VF Corp. limped out of the fourth quarter with an additional $313 million charge against the uneven Supreme business, continued sales declines at Vans and a search ongoing for a new chief executive officer.
But Benno Dorer, the former Clorox Co. chief who’s been steering VF as interim CEO since Steve Rendle left abruptly in December, said the once-stalwart company has the goods to bounce back.
More from WWD
“Fiscal ‘24 will be a year of transition and progress positioning us to accelerate profitable growth in fiscal year ‘25 and beyond,” Dorer told analysts on a quarterly conference call on Tuesday. “We have an appropriately balanced plan in place for this fiscal year considering our organizational transition. We will show progress in several areas with sensible revenue projections, increased marketing investment and a sharp focus on margin, leading to solid operating profit growth and cash flow generation.”
The non-cash charge against VF’s $2.1 billion Supreme acquisition from 2020 led VF to a fourth-quarter net loss of $214.9 million, which compared with net earnings of $80.8 million a year earlier.
Adjusted earnings of 17 cents a share came in 3 cents ahead of the 14 cents analysts projected, according to FactSet.
And revenues for the quarter ended April 1 slipped 3 percent to $2.7 billion from $2.8 billion.
By brand, Vans saw revenues slide 14 percent to $857 million while Timberland fell 9 percent to $395.6 million. The North Face was the company’s standout gainer, rising 12 percent to $859.5 million.
The Vans turnaround is clearly the company’s most pressing — and the effort is underway and being led by Vans global brand president Kevin Bailey.
But Supreme also drew some interest on the call with Wall Street analysts.
The acquisition was one of Rendle’s big moves — a pricy purchase in the midst of a pandemic — and it led to a total of $735 million in impairment charges last year.
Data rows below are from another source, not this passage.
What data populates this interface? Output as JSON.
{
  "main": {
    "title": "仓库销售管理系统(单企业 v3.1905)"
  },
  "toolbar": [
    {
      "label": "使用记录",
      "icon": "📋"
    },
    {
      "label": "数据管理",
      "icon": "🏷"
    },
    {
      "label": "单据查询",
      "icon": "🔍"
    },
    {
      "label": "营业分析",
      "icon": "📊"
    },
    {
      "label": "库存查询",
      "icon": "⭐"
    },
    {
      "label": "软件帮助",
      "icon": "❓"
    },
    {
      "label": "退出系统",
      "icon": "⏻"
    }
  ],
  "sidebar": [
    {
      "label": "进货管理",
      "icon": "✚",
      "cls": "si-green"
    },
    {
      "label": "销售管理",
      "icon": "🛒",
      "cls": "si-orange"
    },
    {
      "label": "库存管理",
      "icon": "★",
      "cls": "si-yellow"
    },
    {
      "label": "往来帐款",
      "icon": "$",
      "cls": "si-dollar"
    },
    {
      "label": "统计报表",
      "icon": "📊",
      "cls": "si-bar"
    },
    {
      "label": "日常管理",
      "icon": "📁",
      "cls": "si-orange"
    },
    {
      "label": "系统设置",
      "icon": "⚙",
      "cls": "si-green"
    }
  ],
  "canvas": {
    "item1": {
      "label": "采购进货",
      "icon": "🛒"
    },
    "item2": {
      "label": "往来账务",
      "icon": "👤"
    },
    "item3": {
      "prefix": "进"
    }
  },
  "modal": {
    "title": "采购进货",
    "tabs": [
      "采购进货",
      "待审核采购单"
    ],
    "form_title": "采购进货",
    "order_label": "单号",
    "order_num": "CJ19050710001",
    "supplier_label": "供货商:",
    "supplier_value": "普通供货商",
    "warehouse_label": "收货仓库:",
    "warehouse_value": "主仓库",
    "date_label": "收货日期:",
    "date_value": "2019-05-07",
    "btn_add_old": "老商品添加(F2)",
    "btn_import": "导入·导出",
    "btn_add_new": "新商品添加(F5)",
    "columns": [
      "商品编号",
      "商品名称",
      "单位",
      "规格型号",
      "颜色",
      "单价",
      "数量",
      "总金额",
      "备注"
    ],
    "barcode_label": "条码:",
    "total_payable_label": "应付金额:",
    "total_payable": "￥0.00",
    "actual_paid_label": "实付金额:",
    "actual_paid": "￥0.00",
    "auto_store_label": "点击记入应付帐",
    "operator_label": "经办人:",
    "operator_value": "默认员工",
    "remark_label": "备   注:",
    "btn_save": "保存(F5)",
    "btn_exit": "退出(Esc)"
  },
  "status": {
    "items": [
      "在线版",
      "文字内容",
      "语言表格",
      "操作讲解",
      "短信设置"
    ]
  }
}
VF said the charges were tied to “non-operating factors including higher interest rates and foreign currency fluctuations.”
Dorer, a long-time VF board member, stood by the deal and said the business needed a bit more time — and reach.
“It remains a great brand and acquisition,” the interim CEO said. “There’s no doubt about it. We saw a sequential improvement in Q4, which is good, and we’re expecting growth from the business, margin accretive growth to the company and we’re very confident in our strategy.”
That strategy is to expand access to Supreme, from 20 percent of global consumers today to 40 percent in three years by growing brand awareness, expanding in new categories such as footwear and building geographically.
Dorer said Supreme’s performance has been uneven because it hasn’t been opening very many stores — although Supreme has been famously meticulous in rolling out new stores and careful to keep its cool and edge.
But more stores are on the way.
“We’ll reaccelerate that work,” Dorer said. “Stores are performing really well. Our best market is Japan these days, which is growing strongly, and it’s no surprise that that’s also the market where we have the most stores, even more stores than in the United States. We recently entered the Beijing market and that store is performing well.”
For the full year, VF’s net income fell to $118.6 million from $1.4 billion in the prior year. Adjusted earnings per share fell to $2.10 from $3.18. And sales for the 12 months declined 1.9 percent to $11.6 billion.
This year, VF is looking for earnings per share of $2.05 to $2.25 with revenues coming in flat to up slightly.
Investors seem to be giving Dorer some room to run and sent up shares of VF up 3.6 percent to $19.65 in after-hours trading.
Best of WWD